and more than 40 remote communities—mostly First Nations and
Northern Affairs settlements—rely on Thompson for essential
services and commerce.
It’s the “machete kids” that worry Donnel Jonsson most. The property manager for Ashberry Place, a low-income apartment complex in Thompson, Man., has dealt with assaults, fires and even murder over the years. However, recent youth crime has him feeling unsafe, particularly along the city’s Spirit Way trail.
“Kids are going around and assaulting individuals walking the path, no reason why, they just come up to them and basically stab them or cut them across the face,” he says, pointing to a wooded section of trail below a 10-storey-high wolf mural.
This May, the city’s RCMP detachment indeed found itself investigating a stabbing spree that left five injured. In March, a machete-wielding home invader hacked a dog to death and in June, Thompson saw two stabbings and a machete attack in three days. August then saw a 30-year-old woman stabbed in the face and chest outside a downtown business. Some of those arrested were as young as 12 and many speculate the attacks were gang initiations.
For three years running, Thompson has held the unenviable position of Canada’s most violent city in Maclean’s ranking of the country’s most dangerous places. The finding is based on data from Statistics Canada’s crime severity index, which examines police data from all Canadian cities with a population over 10,000.
Thompson didn’t have the worst crime problem, in general—North Battleford, Sask. had the country’s highest overall index number. But the prevalence of violent offences like sex assaults and firearms offences in the Manitoba city, along with a rise in impaired driving and some drug crimes, pushed Thompson to No. 2 on that list, as well.

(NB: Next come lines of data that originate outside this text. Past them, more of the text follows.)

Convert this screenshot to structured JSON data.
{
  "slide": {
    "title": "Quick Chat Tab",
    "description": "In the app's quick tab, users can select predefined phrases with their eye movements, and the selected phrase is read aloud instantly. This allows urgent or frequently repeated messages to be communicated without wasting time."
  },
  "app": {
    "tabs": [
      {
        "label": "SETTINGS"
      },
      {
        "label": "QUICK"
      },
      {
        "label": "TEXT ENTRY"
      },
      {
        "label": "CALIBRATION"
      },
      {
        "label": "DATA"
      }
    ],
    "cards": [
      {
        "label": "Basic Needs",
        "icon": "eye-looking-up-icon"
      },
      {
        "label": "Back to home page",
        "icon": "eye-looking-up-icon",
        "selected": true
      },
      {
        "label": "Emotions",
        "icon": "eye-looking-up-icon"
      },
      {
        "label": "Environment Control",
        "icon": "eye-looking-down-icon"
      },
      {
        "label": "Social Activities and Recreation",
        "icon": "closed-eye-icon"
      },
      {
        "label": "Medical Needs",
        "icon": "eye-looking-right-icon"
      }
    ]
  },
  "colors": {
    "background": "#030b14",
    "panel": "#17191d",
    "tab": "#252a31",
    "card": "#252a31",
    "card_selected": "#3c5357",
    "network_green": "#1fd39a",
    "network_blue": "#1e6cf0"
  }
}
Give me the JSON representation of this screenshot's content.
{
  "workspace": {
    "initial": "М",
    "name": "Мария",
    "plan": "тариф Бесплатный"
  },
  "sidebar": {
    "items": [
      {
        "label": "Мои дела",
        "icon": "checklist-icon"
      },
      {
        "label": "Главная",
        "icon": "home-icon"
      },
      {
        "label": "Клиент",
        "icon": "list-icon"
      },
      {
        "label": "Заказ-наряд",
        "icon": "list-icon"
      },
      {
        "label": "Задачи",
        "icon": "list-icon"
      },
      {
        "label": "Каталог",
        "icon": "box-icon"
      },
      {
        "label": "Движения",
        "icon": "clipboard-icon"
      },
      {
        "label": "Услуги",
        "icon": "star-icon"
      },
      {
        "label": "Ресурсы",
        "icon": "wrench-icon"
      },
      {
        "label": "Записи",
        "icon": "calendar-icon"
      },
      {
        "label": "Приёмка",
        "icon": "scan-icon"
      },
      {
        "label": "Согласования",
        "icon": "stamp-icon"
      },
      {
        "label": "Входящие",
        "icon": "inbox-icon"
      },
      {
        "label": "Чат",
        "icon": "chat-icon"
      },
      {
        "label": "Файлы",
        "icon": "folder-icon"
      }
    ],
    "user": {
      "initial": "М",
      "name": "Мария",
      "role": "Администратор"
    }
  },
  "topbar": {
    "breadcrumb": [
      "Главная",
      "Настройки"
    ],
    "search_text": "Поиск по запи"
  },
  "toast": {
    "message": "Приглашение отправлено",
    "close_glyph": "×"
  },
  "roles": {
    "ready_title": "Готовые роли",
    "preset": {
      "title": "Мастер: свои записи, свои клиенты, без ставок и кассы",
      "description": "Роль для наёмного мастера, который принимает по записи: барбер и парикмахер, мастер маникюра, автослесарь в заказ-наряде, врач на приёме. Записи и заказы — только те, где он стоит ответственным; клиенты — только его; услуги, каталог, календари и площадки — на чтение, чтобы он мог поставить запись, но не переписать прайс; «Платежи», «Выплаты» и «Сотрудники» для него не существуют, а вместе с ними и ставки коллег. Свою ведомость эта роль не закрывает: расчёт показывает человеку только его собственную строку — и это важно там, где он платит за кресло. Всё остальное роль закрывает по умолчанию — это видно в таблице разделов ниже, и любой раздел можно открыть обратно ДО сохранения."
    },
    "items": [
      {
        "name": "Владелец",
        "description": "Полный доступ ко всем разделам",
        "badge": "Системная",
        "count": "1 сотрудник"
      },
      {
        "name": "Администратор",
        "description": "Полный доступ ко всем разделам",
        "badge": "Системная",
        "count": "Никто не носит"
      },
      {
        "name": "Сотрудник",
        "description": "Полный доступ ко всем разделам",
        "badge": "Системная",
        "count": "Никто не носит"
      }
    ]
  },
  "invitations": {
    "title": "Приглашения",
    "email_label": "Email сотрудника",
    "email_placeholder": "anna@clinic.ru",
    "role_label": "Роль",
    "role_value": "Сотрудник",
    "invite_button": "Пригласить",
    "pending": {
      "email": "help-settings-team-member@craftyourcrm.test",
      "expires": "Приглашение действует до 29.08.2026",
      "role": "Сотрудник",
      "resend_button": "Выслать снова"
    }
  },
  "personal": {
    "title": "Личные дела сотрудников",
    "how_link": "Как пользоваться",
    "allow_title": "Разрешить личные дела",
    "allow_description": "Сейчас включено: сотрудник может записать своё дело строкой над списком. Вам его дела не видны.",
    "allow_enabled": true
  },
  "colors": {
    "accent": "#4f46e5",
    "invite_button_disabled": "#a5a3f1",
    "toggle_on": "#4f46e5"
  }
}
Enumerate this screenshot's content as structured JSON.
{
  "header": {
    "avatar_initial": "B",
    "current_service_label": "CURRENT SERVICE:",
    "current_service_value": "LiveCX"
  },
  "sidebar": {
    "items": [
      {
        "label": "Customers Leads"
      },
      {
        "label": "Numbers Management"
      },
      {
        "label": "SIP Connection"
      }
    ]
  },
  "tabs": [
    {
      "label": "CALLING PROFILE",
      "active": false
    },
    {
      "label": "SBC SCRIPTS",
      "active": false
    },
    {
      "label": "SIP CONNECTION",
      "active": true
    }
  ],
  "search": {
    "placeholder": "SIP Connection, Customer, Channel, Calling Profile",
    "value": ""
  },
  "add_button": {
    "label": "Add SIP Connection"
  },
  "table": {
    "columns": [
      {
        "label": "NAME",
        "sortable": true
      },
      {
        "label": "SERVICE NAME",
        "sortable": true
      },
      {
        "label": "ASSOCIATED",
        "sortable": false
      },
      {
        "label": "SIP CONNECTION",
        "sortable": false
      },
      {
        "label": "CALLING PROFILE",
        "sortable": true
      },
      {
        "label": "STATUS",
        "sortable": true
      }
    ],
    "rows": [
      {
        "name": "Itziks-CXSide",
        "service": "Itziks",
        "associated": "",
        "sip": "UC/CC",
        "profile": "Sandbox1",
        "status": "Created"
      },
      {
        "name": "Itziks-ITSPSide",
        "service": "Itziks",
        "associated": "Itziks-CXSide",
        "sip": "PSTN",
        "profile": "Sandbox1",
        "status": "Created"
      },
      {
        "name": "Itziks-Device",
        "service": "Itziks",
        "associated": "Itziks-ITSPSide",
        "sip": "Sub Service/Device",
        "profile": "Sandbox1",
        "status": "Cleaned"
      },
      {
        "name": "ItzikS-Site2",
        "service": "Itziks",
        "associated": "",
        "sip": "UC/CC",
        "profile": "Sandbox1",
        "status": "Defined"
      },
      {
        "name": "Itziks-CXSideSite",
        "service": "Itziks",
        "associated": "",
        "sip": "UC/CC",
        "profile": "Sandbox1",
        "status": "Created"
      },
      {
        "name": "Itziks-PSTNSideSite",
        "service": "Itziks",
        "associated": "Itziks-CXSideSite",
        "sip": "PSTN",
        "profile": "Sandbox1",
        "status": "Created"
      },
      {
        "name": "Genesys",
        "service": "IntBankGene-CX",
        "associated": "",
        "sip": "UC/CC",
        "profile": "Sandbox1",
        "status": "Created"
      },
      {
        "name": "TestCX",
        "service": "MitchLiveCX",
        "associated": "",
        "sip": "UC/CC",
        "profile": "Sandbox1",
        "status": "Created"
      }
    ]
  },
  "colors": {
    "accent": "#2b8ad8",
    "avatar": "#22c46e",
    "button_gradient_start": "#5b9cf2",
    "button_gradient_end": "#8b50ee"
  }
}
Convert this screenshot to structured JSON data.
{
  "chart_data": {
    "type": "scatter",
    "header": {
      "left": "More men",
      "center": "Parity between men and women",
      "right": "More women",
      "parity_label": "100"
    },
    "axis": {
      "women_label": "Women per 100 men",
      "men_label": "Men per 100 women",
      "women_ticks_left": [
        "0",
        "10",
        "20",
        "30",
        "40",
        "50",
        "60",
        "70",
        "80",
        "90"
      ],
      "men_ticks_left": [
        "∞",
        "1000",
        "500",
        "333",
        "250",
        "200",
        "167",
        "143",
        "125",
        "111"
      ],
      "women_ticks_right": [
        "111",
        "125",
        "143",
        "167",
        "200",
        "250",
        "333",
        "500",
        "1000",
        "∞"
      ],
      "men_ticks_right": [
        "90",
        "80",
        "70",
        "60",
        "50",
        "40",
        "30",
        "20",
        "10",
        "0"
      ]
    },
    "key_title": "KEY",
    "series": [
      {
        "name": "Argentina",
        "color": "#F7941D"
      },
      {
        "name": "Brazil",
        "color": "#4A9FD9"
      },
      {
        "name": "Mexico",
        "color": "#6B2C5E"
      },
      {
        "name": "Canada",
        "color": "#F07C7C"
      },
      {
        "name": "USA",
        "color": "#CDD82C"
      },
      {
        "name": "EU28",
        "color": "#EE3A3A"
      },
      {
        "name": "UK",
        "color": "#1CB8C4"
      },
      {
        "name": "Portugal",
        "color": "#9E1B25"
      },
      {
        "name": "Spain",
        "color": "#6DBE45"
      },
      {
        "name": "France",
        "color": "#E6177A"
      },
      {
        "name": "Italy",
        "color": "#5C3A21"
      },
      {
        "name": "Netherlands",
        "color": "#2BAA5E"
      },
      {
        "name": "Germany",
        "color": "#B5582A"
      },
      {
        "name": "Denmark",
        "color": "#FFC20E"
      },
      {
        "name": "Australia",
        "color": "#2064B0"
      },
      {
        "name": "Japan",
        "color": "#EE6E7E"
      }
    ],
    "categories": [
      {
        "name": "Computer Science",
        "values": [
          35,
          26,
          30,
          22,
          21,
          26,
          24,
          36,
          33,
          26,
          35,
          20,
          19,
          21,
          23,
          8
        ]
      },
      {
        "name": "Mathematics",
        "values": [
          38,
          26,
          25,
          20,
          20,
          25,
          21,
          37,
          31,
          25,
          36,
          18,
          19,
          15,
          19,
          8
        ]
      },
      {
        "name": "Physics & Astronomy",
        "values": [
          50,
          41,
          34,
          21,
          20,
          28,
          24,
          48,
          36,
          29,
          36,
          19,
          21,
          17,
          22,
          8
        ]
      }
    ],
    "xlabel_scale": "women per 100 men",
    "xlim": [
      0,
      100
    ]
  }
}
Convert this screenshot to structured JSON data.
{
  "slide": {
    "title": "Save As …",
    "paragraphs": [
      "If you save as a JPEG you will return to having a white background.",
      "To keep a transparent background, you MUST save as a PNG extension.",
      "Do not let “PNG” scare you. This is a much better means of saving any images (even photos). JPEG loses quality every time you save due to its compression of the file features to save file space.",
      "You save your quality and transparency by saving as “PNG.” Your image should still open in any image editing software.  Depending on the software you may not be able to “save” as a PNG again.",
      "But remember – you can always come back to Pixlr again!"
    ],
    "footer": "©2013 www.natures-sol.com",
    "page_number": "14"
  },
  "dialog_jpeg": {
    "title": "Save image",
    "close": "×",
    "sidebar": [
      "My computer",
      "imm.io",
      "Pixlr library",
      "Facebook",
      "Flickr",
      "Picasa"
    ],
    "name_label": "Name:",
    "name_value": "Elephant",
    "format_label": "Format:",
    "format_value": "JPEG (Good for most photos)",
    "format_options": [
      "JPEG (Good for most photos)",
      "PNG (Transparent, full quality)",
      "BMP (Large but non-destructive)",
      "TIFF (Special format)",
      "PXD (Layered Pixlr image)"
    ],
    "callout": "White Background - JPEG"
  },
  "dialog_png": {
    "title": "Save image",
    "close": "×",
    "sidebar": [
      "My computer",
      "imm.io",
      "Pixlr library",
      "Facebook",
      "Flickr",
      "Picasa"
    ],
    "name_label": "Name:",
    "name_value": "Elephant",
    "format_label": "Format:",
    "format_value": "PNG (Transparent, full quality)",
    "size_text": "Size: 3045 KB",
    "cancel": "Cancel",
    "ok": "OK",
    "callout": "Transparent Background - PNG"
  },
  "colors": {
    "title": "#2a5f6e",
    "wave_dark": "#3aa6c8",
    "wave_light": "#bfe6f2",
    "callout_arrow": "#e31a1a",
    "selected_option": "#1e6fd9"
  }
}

For the rest of this article: https://www.macleans.ca/society/canadas-worst-violent-crime-problem-is-in-thompson-man/